Valuing natural assets, like near pristine bushland and water catchments, is not always easy. Dr David Suzuki, at a recent Legacy Lecture in Adelaide, put it succinctly saying: ‘in his view it was no longer acceptable to damage pristine environmental systems – there are far too few of them left’.
The Australian New South Wales Planning Assessment Commission agrees. In its Project Assessment of BHP’s 60 billion dollar coal project – just outside of Sydney – it found:
“the level of impacts proposed … for some significant natural features are no longer acceptable practice. … The Panel is of the view that it is no longer a viable proposition for mining to cause more than negligible damage to pristine or near-pristine waterways in drinking water catchments or where these waterways are elements of significant conservation areas or significant river systems.”
BHP Billiton, after previously holding the project was only viable with mining under this area of significance have now revised the project. The decision effectively puts a high value on significant natural assets.
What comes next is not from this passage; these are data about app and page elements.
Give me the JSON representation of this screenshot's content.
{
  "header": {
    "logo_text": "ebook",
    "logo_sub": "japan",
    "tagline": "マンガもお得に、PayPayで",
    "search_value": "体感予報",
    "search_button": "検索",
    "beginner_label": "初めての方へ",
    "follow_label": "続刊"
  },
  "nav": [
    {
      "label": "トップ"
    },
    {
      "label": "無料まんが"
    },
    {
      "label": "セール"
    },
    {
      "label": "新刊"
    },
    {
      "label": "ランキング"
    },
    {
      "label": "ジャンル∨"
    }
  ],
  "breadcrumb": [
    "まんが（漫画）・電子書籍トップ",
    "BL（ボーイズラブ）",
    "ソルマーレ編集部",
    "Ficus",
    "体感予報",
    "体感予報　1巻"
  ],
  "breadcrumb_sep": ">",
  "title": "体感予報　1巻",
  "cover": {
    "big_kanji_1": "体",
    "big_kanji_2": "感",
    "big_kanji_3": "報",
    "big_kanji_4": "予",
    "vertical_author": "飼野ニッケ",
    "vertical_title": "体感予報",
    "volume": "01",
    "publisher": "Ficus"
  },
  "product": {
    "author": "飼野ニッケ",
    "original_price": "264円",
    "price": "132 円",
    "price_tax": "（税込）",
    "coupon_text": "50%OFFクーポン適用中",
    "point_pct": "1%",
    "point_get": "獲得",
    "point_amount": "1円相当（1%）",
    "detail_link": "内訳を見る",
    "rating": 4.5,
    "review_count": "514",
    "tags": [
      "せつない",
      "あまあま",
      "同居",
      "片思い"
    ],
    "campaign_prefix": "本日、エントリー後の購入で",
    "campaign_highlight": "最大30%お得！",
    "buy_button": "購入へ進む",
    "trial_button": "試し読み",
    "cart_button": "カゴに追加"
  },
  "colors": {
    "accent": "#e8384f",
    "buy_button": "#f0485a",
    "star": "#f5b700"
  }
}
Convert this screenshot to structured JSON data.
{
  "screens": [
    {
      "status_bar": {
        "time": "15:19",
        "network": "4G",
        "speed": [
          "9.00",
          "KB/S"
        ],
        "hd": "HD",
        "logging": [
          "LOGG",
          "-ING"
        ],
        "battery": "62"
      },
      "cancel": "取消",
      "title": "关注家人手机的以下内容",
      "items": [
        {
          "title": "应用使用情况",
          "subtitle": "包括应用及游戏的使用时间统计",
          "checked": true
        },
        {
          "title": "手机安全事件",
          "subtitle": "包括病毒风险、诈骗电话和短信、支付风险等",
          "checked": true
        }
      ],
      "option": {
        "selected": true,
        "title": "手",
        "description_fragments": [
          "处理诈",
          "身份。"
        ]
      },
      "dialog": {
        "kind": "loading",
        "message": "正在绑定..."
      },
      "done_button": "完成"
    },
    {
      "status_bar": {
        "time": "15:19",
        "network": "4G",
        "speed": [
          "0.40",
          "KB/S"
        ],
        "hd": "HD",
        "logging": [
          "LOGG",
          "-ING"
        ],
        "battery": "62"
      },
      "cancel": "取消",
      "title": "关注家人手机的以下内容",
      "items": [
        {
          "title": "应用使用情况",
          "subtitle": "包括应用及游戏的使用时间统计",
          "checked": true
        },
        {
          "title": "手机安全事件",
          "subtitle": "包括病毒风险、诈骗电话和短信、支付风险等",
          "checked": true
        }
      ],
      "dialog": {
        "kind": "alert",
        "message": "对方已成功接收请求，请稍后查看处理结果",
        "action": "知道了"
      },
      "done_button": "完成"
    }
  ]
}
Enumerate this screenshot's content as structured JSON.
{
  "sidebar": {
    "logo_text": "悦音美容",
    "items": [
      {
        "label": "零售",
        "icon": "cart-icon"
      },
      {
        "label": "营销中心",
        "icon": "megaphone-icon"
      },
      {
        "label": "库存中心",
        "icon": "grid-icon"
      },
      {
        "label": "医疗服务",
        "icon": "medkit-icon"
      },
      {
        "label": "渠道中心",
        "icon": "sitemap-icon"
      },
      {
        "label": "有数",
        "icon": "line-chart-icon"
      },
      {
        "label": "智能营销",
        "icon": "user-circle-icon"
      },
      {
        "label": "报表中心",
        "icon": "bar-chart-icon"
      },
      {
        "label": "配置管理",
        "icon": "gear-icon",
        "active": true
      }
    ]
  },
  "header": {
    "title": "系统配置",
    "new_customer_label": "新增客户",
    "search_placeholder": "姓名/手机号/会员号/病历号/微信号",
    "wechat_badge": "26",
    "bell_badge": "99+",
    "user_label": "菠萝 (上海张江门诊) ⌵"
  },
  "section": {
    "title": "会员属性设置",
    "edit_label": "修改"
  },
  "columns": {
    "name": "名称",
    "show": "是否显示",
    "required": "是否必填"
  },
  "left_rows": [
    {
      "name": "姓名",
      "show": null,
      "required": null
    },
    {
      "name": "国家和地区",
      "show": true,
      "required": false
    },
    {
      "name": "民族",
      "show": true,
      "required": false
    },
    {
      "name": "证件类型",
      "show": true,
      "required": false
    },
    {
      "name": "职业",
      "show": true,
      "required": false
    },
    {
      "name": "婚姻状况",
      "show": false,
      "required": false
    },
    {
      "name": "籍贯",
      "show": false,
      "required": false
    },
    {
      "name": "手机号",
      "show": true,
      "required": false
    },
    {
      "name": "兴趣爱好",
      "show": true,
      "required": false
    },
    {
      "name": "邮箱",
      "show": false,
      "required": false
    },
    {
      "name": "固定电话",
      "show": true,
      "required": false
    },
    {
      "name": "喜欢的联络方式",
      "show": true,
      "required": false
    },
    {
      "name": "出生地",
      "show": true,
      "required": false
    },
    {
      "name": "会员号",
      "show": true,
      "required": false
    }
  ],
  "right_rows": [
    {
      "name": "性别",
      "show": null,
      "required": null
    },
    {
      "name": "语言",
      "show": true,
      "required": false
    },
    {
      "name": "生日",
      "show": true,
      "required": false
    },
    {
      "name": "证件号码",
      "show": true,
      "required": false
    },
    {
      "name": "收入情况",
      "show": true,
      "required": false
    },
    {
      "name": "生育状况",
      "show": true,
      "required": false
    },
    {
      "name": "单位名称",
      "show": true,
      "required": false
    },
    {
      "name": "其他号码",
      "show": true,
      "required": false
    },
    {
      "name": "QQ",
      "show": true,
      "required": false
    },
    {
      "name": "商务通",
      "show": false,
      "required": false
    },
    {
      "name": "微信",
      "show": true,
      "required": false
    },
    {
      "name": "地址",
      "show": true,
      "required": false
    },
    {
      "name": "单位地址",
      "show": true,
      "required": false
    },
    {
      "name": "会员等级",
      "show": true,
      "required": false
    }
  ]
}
Arguably, the difference between the previous project’s value and the new significantly reduced mining proposal.
Sustainability is obviously more than numbers and measurement. We know this but sometimes decision making loses sight of our motivations. Consequently, art has a big role to play.
Next week Waking in fear and living in hope – what kind of art do we need now? the first of 3 forums in Melbourne, Sydney and Brisbane kicks off.
Re-imagining a global future through dialogue and action TippingPointAustralia explore ways we can adapt to and mitigate functionally, culturally and socially the effects of climate change.
There are free public events covering hope to silver linings to citizenship.
The synergy between art and sustainability is strong. The picture above is in my 2005 Graham F Smith Peace Trust dinner talk – full talk and pictures are here. And this year the integration was partly the subject of a joint USA Harvard, Australia and China Climate Change and Society colloquium here.
Or, for an environmental self portrait of America, see Chris Jordan‘s great site (click the pictures to zoom)! Plus check the full list of TippingPoint speakers, participants and their websites.
If Australia puts a price on carbon – tax or trading – we are not going it alone.
The Climate Institute commissioned Vivid Economics to look at electricity in Australia, China, Japan, South Korea, the United Kingdom and the United States.
It compared clean energy incentives and carbon costs – the graphic illustrates 2010.
Australia has the second lowest price, which arguably results in far less innovation and support for clean technology growth. And the impact is tangible with Chinese wind power capacity now greater than the USA. Its set to expand by another nine America’s in the next 10 years.
Climate institute report here, Greenpeace and Global Wind Energy Council here.
Hot on the heels of the Carbon Disclosure Project’s 2010 report the United Nations has just released its global environmental damage assessment.
At a staggering $ 6.6 trillion – equivalent to 11% of global GDP for damage caused by human activity in 2008 – its bigger than the Global Financial Crisis.
The study projects that the monetary value – from water and air pollution, greenhouse gas emissions, general waste and depleted resources – could reach $28.6 trillion in 2050.
Other study headlines include:
- The top global 3,000 public companies were responsible for $ 2.15 trillion worth of environmental damage in 2008.
- More than 50 percent of company earnings could be at risk from environmental costs (in an equally weighted portfolio).
- Damage costs are generally higher than the cost of preventing or limiting pollution and resource depletion.
UN PRI and UNEP Why environmental externalities matter to institutional investors Executive Summary here.